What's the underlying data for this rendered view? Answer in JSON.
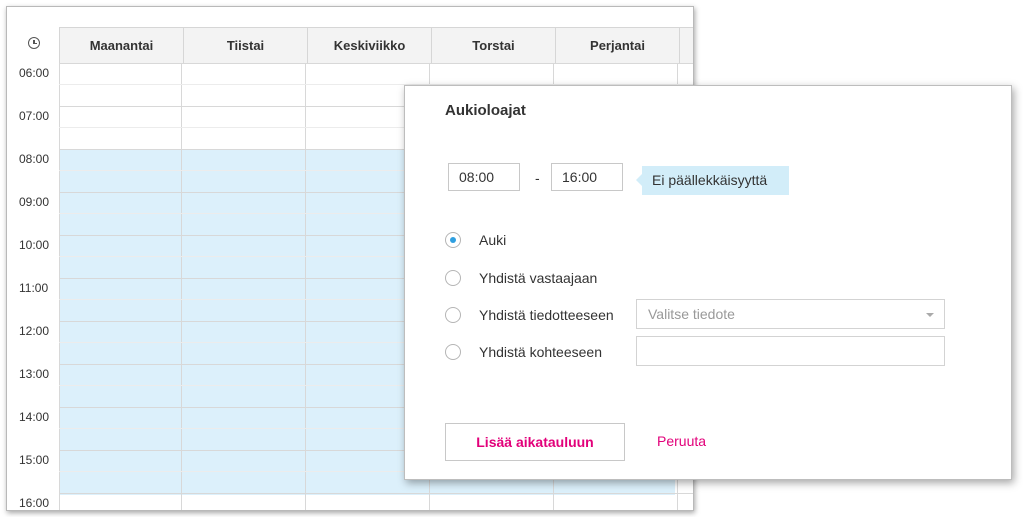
{
  "calendar": {
    "days": [
      "Maanantai",
      "Tiistai",
      "Keskiviikko",
      "Torstai",
      "Perjantai"
    ],
    "hours": [
      "06:00",
      "07:00",
      "08:00",
      "09:00",
      "10:00",
      "11:00",
      "12:00",
      "13:00",
      "14:00",
      "15:00",
      "16:00"
    ],
    "open_from": "08:00",
    "open_to": "16:00",
    "open_color": "#dcf0fb"
  },
  "dialog": {
    "title": "Aukioloajat",
    "start_time": "08:00",
    "separator": "-",
    "end_time": "16:00",
    "overlap_status": "Ei päällekkäisyyttä",
    "options": [
      {
        "label": "Auki",
        "checked": true
      },
      {
        "label": "Yhdistä vastaajaan",
        "checked": false
      },
      {
        "label": "Yhdistä tiedotteeseen",
        "checked": false
      },
      {
        "label": "Yhdistä kohteeseen",
        "checked": false
      }
    ],
    "bulletin_select_placeholder": "Valitse tiedote",
    "target_input_value": "",
    "add_button_label": "Lisää aikatauluun",
    "cancel_label": "Peruuta",
    "accent_color": "#e2007a"
  }
}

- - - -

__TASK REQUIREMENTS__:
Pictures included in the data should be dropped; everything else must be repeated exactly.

__RESULT FOR THIS EXERCISE__:
What's the underlying data for this rendered view? Answer in JSON.
{
  "calendar": {
    "days": [
      "Maanantai",
      "Tiistai",
      "Keskiviikko",
      "Torstai",
      "Perjantai"
    ],
    "hours": [
      "06:00",
      "07:00",
      "08:00",
      "09:00",
      "10:00",
      "11:00",
      "12:00",
      "13:00",
      "14:00",
      "15:00",
      "16:00"
    ],
    "open_from": "08:00",
    "open_to": "16:00",
    "open_color": "#dcf0fb"
  },
  "dialog": {
    "title": "Aukioloajat",
    "start_time": "08:00",
    "separator": "-",
    "end_time": "16:00",
    "overlap_status": "Ei päällekkäisyyttä",
    "options": [
      {
        "label": "Auki",
        "checked": true
      },
      {
        "label": "Yhdistä vastaajaan",
        "checked": false
      },
      {
        "label": "Yhdistä tiedotteeseen",
        "checked": false
      },
      {
        "label": "Yhdistä kohteeseen",
        "checked": false
      }
    ],
    "bulletin_select_placeholder": "Valitse tiedote",
    "target_input_value": "",
    "add_button_label": "Lisää aikatauluun",
    "cancel_label": "Peruuta",
    "accent_color": "#e2007a"
  }
}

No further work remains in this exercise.